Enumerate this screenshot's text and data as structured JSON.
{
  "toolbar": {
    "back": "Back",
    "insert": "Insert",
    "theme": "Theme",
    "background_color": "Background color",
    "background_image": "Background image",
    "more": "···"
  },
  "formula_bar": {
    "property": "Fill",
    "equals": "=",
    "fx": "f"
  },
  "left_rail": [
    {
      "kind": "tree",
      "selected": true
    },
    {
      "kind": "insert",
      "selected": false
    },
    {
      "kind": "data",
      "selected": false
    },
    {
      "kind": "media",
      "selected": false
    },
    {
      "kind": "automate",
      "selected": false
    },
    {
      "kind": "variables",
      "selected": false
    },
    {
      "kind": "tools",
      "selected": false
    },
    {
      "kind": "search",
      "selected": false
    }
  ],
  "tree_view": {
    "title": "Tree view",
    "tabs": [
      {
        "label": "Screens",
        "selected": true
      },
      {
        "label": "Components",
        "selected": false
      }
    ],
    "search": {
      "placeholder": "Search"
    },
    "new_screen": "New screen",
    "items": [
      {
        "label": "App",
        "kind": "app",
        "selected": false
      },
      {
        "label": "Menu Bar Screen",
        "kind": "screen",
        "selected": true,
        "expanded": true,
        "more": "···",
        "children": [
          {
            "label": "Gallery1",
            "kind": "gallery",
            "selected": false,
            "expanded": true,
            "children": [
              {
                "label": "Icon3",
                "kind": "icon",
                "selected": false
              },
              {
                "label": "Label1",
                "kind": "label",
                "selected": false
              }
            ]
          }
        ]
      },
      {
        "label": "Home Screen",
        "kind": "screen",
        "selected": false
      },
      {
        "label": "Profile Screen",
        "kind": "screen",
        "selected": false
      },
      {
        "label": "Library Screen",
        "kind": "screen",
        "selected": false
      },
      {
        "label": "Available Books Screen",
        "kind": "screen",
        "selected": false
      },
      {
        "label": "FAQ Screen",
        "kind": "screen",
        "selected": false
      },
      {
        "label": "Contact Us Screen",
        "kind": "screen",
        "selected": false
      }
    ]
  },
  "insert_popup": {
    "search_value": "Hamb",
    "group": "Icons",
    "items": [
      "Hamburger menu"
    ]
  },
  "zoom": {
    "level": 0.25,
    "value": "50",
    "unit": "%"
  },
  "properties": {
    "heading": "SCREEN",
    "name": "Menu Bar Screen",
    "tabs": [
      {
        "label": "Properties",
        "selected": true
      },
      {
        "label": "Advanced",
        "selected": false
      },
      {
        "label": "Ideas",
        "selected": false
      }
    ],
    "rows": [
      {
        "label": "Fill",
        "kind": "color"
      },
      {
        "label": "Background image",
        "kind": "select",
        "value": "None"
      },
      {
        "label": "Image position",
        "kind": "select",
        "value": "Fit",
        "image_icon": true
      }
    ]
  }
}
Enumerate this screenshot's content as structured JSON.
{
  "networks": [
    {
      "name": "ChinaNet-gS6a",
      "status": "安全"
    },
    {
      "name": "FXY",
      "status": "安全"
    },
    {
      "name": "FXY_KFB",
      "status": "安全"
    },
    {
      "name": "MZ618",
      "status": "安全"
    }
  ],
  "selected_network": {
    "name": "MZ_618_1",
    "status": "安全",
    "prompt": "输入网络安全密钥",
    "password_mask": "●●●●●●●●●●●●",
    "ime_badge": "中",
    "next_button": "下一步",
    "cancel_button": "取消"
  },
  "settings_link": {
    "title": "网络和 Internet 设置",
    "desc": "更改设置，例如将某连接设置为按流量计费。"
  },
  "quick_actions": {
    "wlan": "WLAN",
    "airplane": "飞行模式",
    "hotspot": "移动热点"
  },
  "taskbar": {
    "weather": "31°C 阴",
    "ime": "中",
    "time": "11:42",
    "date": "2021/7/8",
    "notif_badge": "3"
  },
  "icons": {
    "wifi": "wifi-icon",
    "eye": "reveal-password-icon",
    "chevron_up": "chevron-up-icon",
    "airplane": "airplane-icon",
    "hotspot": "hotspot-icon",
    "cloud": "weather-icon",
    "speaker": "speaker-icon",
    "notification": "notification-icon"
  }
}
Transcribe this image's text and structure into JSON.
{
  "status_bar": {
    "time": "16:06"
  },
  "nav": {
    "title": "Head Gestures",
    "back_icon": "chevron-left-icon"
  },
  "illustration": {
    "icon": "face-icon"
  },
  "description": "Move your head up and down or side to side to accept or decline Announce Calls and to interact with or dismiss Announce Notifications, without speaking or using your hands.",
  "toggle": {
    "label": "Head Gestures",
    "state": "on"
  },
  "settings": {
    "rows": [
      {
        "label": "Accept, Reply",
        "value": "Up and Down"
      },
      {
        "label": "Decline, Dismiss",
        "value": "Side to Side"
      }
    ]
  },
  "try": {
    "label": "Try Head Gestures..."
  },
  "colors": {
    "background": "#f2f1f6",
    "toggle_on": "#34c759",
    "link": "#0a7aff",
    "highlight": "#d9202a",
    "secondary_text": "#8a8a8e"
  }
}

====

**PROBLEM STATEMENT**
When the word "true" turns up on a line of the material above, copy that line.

**TASK SOLUTION**
      "selected": true
        "selected": true
        "selected": true,
        "expanded": true,
            "expanded": true,
        "selected": true
        "image_icon": true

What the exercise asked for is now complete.